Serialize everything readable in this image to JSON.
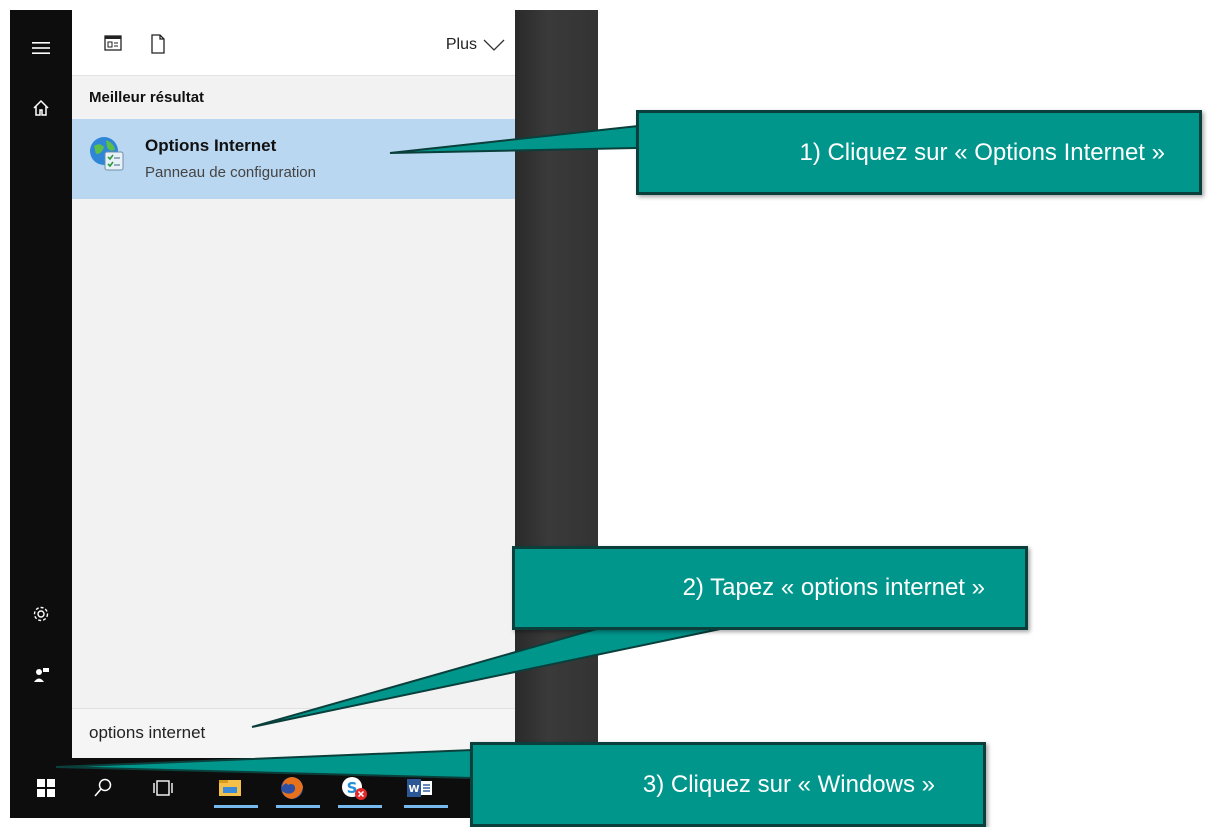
{
  "start_menu": {
    "more_label": "Plus",
    "results_heading": "Meilleur résultat",
    "best_result": {
      "title": "Options Internet",
      "subtitle": "Panneau de configuration",
      "icon": "internet-options-icon"
    },
    "search_query": "options internet"
  },
  "rail_icons": [
    "hamburger-menu-icon",
    "home-icon",
    "settings-gear-icon",
    "user-feedback-icon"
  ],
  "taskbar_icons": [
    "windows-start-icon",
    "search-icon",
    "task-view-icon",
    "file-explorer-icon",
    "firefox-icon",
    "skype-icon",
    "word-icon"
  ],
  "callouts": {
    "step1": "1)   Cliquez sur « Options Internet »",
    "step2": "2)   Tapez « options internet »",
    "step3": "3)   Cliquez sur « Windows »"
  },
  "colors": {
    "callout_fill": "#00968c",
    "callout_border": "#0a3f3b",
    "selection": "#b9d7f1",
    "rail": "#0d0d0d"
  }
}
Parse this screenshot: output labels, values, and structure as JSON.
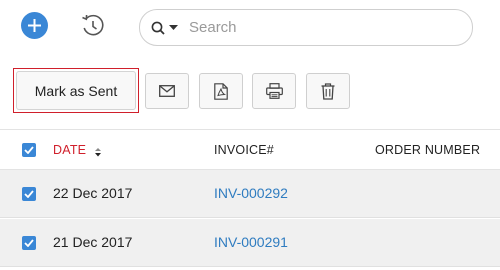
{
  "topbar": {
    "add_icon": "plus-icon",
    "recent_icon": "history-clock-icon",
    "search": {
      "placeholder": "Search",
      "scope_icon": "search-icon",
      "dropdown_icon": "caret-down-icon"
    }
  },
  "toolbar": {
    "mark_as_sent_label": "Mark as Sent",
    "actions": [
      {
        "name": "email",
        "icon": "mail-icon"
      },
      {
        "name": "pdf",
        "icon": "pdf-icon"
      },
      {
        "name": "print",
        "icon": "printer-icon"
      },
      {
        "name": "delete",
        "icon": "trash-icon"
      }
    ]
  },
  "table": {
    "columns": [
      "DATE",
      "INVOICE#",
      "ORDER NUMBER"
    ],
    "sort_icon": "sort-arrows-icon",
    "rows": [
      {
        "date": "22 Dec 2017",
        "invoice": "INV-000292",
        "order_number": ""
      },
      {
        "date": "21 Dec 2017",
        "invoice": "INV-000291",
        "order_number": ""
      }
    ]
  },
  "colors": {
    "accent": "#3a87d6",
    "highlight": "#d01f2b",
    "link": "#2f7cc0"
  }
}
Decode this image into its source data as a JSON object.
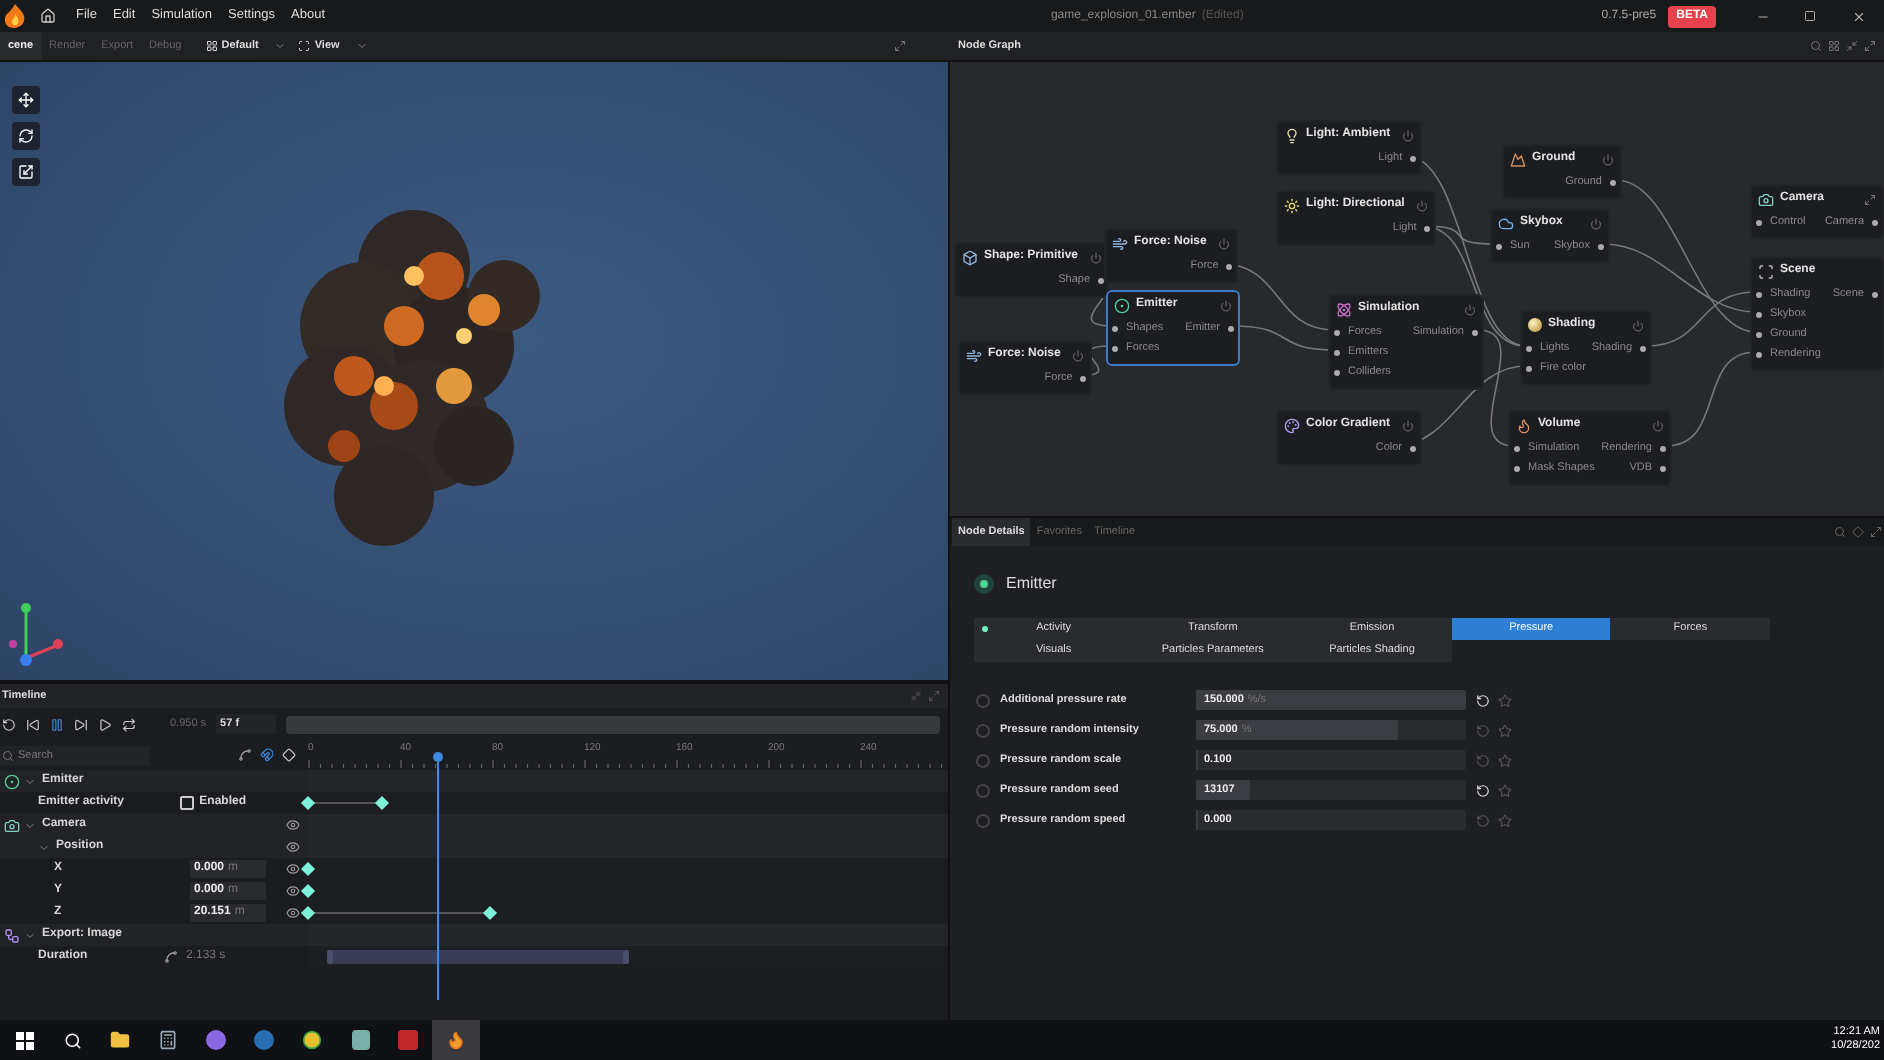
{
  "title_bar": {
    "menus": [
      "File",
      "Edit",
      "Simulation",
      "Settings",
      "About"
    ],
    "file_name": "game_explosion_01.ember",
    "file_state": "(Edited)",
    "version": "0.7.5-pre5",
    "badge": "BETA"
  },
  "toolbar": {
    "tabs": [
      {
        "label": "cene",
        "selected": true
      },
      {
        "label": "Render",
        "selected": false
      },
      {
        "label": "Export",
        "selected": false
      },
      {
        "label": "Debug",
        "selected": false
      }
    ],
    "layout": "Default",
    "view": "View",
    "panel_title": "Node Graph"
  },
  "node_graph": {
    "nodes": [
      {
        "title": "Shape: Primitive",
        "kind": "shape",
        "selected": false,
        "outputs": [
          "Shape"
        ]
      },
      {
        "title": "Force: Noise",
        "kind": "force",
        "selected": false,
        "outputs": [
          "Force"
        ]
      },
      {
        "title": "Emitter",
        "kind": "emitter",
        "selected": true,
        "inputs": [
          "Shapes",
          "Forces"
        ],
        "outputs": [
          "Emitter"
        ]
      },
      {
        "title": "Force: Noise",
        "kind": "force",
        "selected": false,
        "outputs": [
          "Force"
        ]
      },
      {
        "title": "Light: Ambient",
        "kind": "ambient",
        "selected": false,
        "outputs": [
          "Light"
        ]
      },
      {
        "title": "Light: Directional",
        "kind": "directional",
        "selected": false,
        "outputs": [
          "Light"
        ]
      },
      {
        "title": "Simulation",
        "kind": "simulation",
        "selected": false,
        "inputs": [
          "Forces",
          "Emitters",
          "Colliders"
        ],
        "outputs": [
          "Simulation"
        ]
      },
      {
        "title": "Color Gradient",
        "kind": "gradient",
        "selected": false,
        "outputs": [
          "Color"
        ]
      },
      {
        "title": "Ground",
        "kind": "ground",
        "selected": false,
        "outputs": [
          "Ground"
        ]
      },
      {
        "title": "Skybox",
        "kind": "skybox",
        "selected": false,
        "inputs": [
          "Sun"
        ],
        "outputs": [
          "Skybox"
        ]
      },
      {
        "title": "Shading",
        "kind": "shading",
        "selected": false,
        "inputs": [
          "Lights",
          "Fire color"
        ],
        "outputs": [
          "Shading"
        ]
      },
      {
        "title": "Volume",
        "kind": "volume",
        "selected": false,
        "inputs": [
          "Simulation",
          "Mask Shapes"
        ],
        "outputs": [
          "Rendering",
          "VDB"
        ]
      },
      {
        "title": "Camera",
        "kind": "camera",
        "selected": false,
        "inputs": [
          "Control"
        ],
        "outputs": [
          "Camera"
        ]
      },
      {
        "title": "Scene",
        "kind": "scene",
        "selected": false,
        "inputs": [
          "Shading",
          "Skybox",
          "Ground",
          "Rendering"
        ],
        "outputs": [
          "Scene"
        ]
      }
    ]
  },
  "node_details": {
    "tabs": [
      {
        "label": "Node Details",
        "selected": true
      },
      {
        "label": "Favorites",
        "selected": false
      },
      {
        "label": "Timeline",
        "selected": false
      }
    ],
    "node_title": "Emitter",
    "enabled": true,
    "categories": [
      {
        "label": "Activity",
        "selected": false
      },
      {
        "label": "Transform",
        "selected": false
      },
      {
        "label": "Emission",
        "selected": false
      },
      {
        "label": "Pressure",
        "selected": true
      },
      {
        "label": "Forces",
        "selected": false
      },
      {
        "label": "Visuals",
        "selected": false
      },
      {
        "label": "Particles Parameters",
        "selected": false
      },
      {
        "label": "Particles Shading",
        "selected": false
      }
    ],
    "properties": [
      {
        "label": "Additional pressure rate",
        "value": "150.000",
        "unit": "%/s",
        "level": 1,
        "modified": true,
        "selected": false
      },
      {
        "label": "Pressure random intensity",
        "value": "75.000",
        "unit": "%",
        "level": 0.75,
        "modified": false,
        "selected": false
      },
      {
        "label": "Pressure random scale",
        "value": "0.100",
        "level": 0,
        "modified": false,
        "selected": false
      },
      {
        "label": "Pressure random seed",
        "value": "13107",
        "level": 0.2,
        "modified": true,
        "selected": false
      },
      {
        "label": "Pressure random speed",
        "value": "0.000",
        "level": 0,
        "modified": false,
        "selected": false
      }
    ]
  },
  "timeline": {
    "title": "Timeline",
    "time": "0.950 s",
    "frame": "57 f",
    "search_placeholder": "Search",
    "ruler": [
      "0",
      "40",
      "80",
      "120",
      "160",
      "200",
      "240"
    ],
    "playhead": {
      "level": 0.205
    },
    "tracks": [
      {
        "kind": "group",
        "label": "Emitter",
        "expanded": true,
        "children": [
          {
            "kind": "checkbox",
            "label": "Emitter activity",
            "checkbox_label": "Enabled",
            "checked": false,
            "keys": [
              {
                "level": 0
              },
              {
                "level": 0.116
              }
            ]
          }
        ]
      },
      {
        "kind": "group",
        "label": "Camera",
        "expanded": true,
        "visible": true,
        "children": [
          {
            "kind": "group",
            "label": "Position",
            "expanded": true,
            "visible": true,
            "children": [
              {
                "kind": "value",
                "label": "X",
                "value": "0.000",
                "unit": "m",
                "visible": true,
                "keys": [
                  {
                    "level": 0
                  }
                ]
              },
              {
                "kind": "value",
                "label": "Y",
                "value": "0.000",
                "unit": "m",
                "visible": true,
                "keys": [
                  {
                    "level": 0
                  }
                ]
              },
              {
                "kind": "value",
                "label": "Z",
                "value": "20.151",
                "unit": "m",
                "visible": true,
                "keys": [
                  {
                    "level": 0
                  },
                  {
                    "level": 0.286
                  }
                ]
              }
            ]
          }
        ]
      },
      {
        "kind": "group",
        "label": "Export: Image",
        "expanded": true,
        "children": [
          {
            "kind": "duration",
            "label": "Duration",
            "value": "2.133 s",
            "range": [
              {
                "level": 0.035
              },
              {
                "level": 0.5
              }
            ]
          }
        ]
      }
    ]
  },
  "taskbar": {
    "time": "12:21 AM",
    "date": "10/28/202"
  }
}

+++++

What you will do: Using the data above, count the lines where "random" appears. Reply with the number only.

Finished exercise: 4